When it comes to the risks of the coronavirus, we are not out of the woods in the United States. Not even close.

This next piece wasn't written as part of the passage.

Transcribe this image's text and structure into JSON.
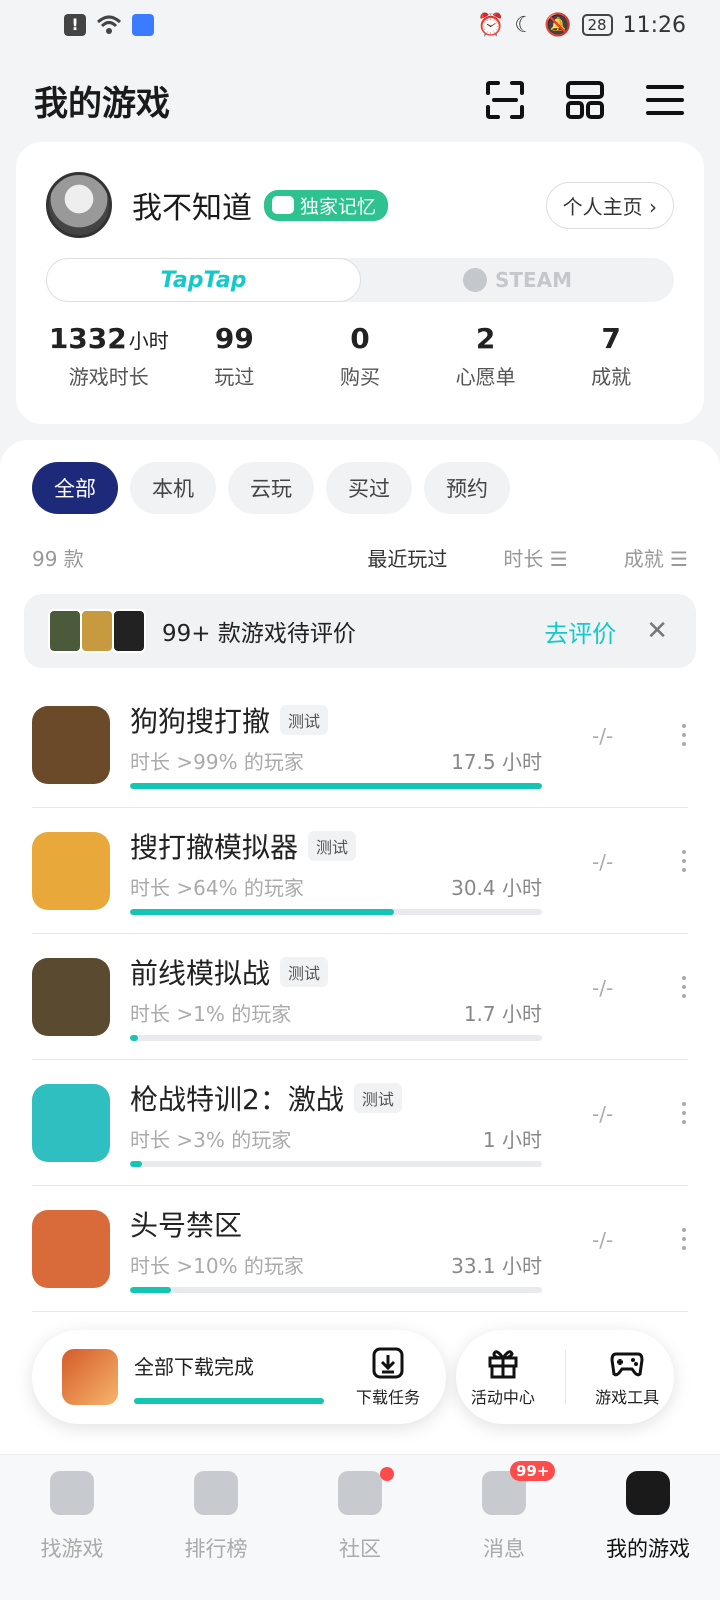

According to data compiled by Covidexitstrategy.org. the majority of the country is experiencing “uncontrolled spread” of the virus — with more than 150 new infections a day per one million people (and at least 220,000 reported deaths so far). So, as we leave behind the summer months (and the warm temperatures that make outdoor gatherings fun and do-able) and get closer to the holiday season where too many Americans will undoubtedly want to continue to try and perform “normal,” our health experts are already cautioning families to consider how they can keep themselves and others safe. (Not just for Halloween, but for Thanksgiving too!)
And, look, it may not be what you want to hear: But a traditional indoor family gathering (even a small one) may not be the safe move for the holidays in 2020.
“Understanding that everyone has this traditional emotional understandable warm feeling about the holidays and bringing a group of people, friends and family, together in their house indoors, that’s understandable, but we really have to be careful this time,” Dr. Anthony Fauci, the director of the National Institute of Allergy and Infectious Diseases, said in an interview with Good Morning America late last week. “Each individual family evaluate the risk-benefit of doing that, particularly when you have people coming in from out of town who may have been on airplanes, in airports to just come into the house.”
Fauci himself said his own children won’t be making the trek for the holidays for safety reasons and that it’s one of the decisions his family needed to make:”If you have vulnerable people, the elderly or people with underlying conditions, you better consider whether you want to do that now or maybe just forestall it and just wait and say, ‘you know, this is an unfortunate and unusual situation, I may not want to take the risk.”
This also comes after the Centers for Disease Control and Prevention (CDC) Director Robert Redfield shared with governors on Tuesday that “small household gatherings” were appearing to be part of the equation for explaining the surge in cases — because indoor situations with poor ventilation and a number of unmasked individuals breathing on each other (or yelling or laughing) are considered high-risk.
“What we’re seeing as the increasing threat right now is actually acquisition of infection through small household gatherings,” Redfield said. “Particularly with Thanksgiving coming up, we think it’s really important to stress the vigilance of these continued mitigation steps in the household setting.”
There are plenty of ways to think out-of-the-box for thanksgiving gatherings in 2020. Experts recommend trying to find digital ways to connect with loved ones who can’t be with you and for smaller, outdoor events (a meal on a covered porch with heaters and following the CDC’s gathering guidelines) with people in your “bubble” and community can be ways to still celebrate the season without putting the ones you love at risk.
Before you go, check out our favorite face masks to keep kids safe in the pandemic: